Stored data entries
────

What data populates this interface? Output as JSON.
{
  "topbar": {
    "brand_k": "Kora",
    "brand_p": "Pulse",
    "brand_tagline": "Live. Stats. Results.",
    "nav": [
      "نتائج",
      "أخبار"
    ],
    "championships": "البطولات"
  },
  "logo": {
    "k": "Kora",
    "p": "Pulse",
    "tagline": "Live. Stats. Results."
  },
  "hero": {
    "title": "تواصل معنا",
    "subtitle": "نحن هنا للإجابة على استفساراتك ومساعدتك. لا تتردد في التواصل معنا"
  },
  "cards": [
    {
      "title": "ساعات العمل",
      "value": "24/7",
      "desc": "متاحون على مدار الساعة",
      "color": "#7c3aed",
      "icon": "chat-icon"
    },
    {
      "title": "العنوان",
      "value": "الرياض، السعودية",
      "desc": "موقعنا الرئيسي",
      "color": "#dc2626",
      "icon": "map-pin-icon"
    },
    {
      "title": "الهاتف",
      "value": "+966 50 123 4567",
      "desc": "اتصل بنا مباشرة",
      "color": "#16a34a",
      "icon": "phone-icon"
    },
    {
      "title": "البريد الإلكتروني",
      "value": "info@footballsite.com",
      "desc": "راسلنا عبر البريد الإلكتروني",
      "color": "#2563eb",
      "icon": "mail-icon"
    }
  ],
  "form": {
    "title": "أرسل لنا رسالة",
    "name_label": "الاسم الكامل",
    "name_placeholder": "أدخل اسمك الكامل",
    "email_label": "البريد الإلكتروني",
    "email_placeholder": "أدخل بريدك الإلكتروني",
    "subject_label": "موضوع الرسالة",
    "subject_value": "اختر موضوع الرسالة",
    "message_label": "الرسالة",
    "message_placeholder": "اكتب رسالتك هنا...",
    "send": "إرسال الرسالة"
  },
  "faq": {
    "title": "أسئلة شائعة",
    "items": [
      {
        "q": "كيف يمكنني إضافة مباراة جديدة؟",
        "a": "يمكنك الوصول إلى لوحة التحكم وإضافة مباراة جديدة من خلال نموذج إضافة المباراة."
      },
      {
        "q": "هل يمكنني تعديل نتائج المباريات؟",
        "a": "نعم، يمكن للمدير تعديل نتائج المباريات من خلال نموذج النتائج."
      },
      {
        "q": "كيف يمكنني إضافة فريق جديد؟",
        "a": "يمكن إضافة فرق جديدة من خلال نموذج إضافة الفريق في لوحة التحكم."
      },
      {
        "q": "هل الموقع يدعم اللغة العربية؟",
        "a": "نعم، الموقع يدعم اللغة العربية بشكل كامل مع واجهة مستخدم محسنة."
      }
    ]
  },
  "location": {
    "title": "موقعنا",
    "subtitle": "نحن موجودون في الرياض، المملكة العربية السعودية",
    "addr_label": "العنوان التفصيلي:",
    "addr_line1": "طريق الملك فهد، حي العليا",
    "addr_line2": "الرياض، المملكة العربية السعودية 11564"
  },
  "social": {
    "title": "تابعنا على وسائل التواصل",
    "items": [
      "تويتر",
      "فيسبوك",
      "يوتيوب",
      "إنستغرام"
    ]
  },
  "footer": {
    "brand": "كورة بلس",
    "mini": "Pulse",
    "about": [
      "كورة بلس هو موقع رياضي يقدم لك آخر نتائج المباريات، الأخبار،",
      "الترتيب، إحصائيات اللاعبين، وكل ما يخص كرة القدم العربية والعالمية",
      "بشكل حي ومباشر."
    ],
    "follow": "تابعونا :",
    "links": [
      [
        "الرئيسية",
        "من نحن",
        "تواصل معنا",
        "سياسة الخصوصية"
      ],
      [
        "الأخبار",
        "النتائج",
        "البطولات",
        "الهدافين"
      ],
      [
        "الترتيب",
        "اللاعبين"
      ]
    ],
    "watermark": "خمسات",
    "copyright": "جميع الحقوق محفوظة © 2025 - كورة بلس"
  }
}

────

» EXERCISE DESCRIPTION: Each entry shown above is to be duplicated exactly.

» OUTPUT FOR THIS TASK:
What data populates this interface? Output as JSON.
{
  "topbar": {
    "brand_k": "Kora",
    "brand_p": "Pulse",
    "brand_tagline": "Live. Stats. Results.",
    "nav": [
      "نتائج",
      "أخبار"
    ],
    "championships": "البطولات"
  },
  "logo": {
    "k": "Kora",
    "p": "Pulse",
    "tagline": "Live. Stats. Results."
  },
  "hero": {
    "title": "تواصل معنا",
    "subtitle": "نحن هنا للإجابة على استفساراتك ومساعدتك. لا تتردد في التواصل معنا"
  },
  "cards": [
    {
      "title": "ساعات العمل",
      "value": "24/7",
      "desc": "متاحون على مدار الساعة",
      "color": "#7c3aed",
      "icon": "chat-icon"
    },
    {
      "title": "العنوان",
      "value": "الرياض، السعودية",
      "desc": "موقعنا الرئيسي",
      "color": "#dc2626",
      "icon": "map-pin-icon"
    },
    {
      "title": "الهاتف",
      "value": "+966 50 123 4567",
      "desc": "اتصل بنا مباشرة",
      "color": "#16a34a",
      "icon": "phone-icon"
    },
    {
      "title": "البريد الإلكتروني",
      "value": "info@footballsite.com",
      "desc": "راسلنا عبر البريد الإلكتروني",
      "color": "#2563eb",
      "icon": "mail-icon"
    }
  ],
  "form": {
    "title": "أرسل لنا رسالة",
    "name_label": "الاسم الكامل",
    "name_placeholder": "أدخل اسمك الكامل",
    "email_label": "البريد الإلكتروني",
    "email_placeholder": "أدخل بريدك الإلكتروني",
    "subject_label": "موضوع الرسالة",
    "subject_value": "اختر موضوع الرسالة",
    "message_label": "الرسالة",
    "message_placeholder": "اكتب رسالتك هنا...",
    "send": "إرسال الرسالة"
  },
  "faq": {
    "title": "أسئلة شائعة",
    "items": [
      {
        "q": "كيف يمكنني إضافة مباراة جديدة؟",
        "a": "يمكنك الوصول إلى لوحة التحكم وإضافة مباراة جديدة من خلال نموذج إضافة المباراة."
      },
      {
        "q": "هل يمكنني تعديل نتائج المباريات؟",
        "a": "نعم، يمكن للمدير تعديل نتائج المباريات من خلال نموذج النتائج."
      },
      {
        "q": "كيف يمكنني إضافة فريق جديد؟",
        "a": "يمكن إضافة فرق جديدة من خلال نموذج إضافة الفريق في لوحة التحكم."
      },
      {
        "q": "هل الموقع يدعم اللغة العربية؟",
        "a": "نعم، الموقع يدعم اللغة العربية بشكل كامل مع واجهة مستخدم محسنة."
      }
    ]
  },
  "location": {
    "title": "موقعنا",
    "subtitle": "نحن موجودون في الرياض، المملكة العربية السعودية",
    "addr_label": "العنوان التفصيلي:",
    "addr_line1": "طريق الملك فهد، حي العليا",
    "addr_line2": "الرياض، المملكة العربية السعودية 11564"
  },
  "social": {
    "title": "تابعنا على وسائل التواصل",
    "items": [
      "تويتر",
      "فيسبوك",
      "يوتيوب",
      "إنستغرام"
    ]
  },
  "footer": {
    "brand": "كورة بلس",
    "mini": "Pulse",
    "about": [
      "كورة بلس هو موقع رياضي يقدم لك آخر نتائج المباريات، الأخبار،",
      "الترتيب، إحصائيات اللاعبين، وكل ما يخص كرة القدم العربية والعالمية",
      "بشكل حي ومباشر."
    ],
    "follow": "تابعونا :",
    "links": [
      [
        "الرئيسية",
        "من نحن",
        "تواصل معنا",
        "سياسة الخصوصية"
      ],
      [
        "الأخبار",
        "النتائج",
        "البطولات",
        "الهدافين"
      ],
      [
        "الترتيب",
        "اللاعبين"
      ]
    ],
    "watermark": "خمسات",
    "copyright": "جميع الحقوق محفوظة © 2025 - كورة بلس"
  }
}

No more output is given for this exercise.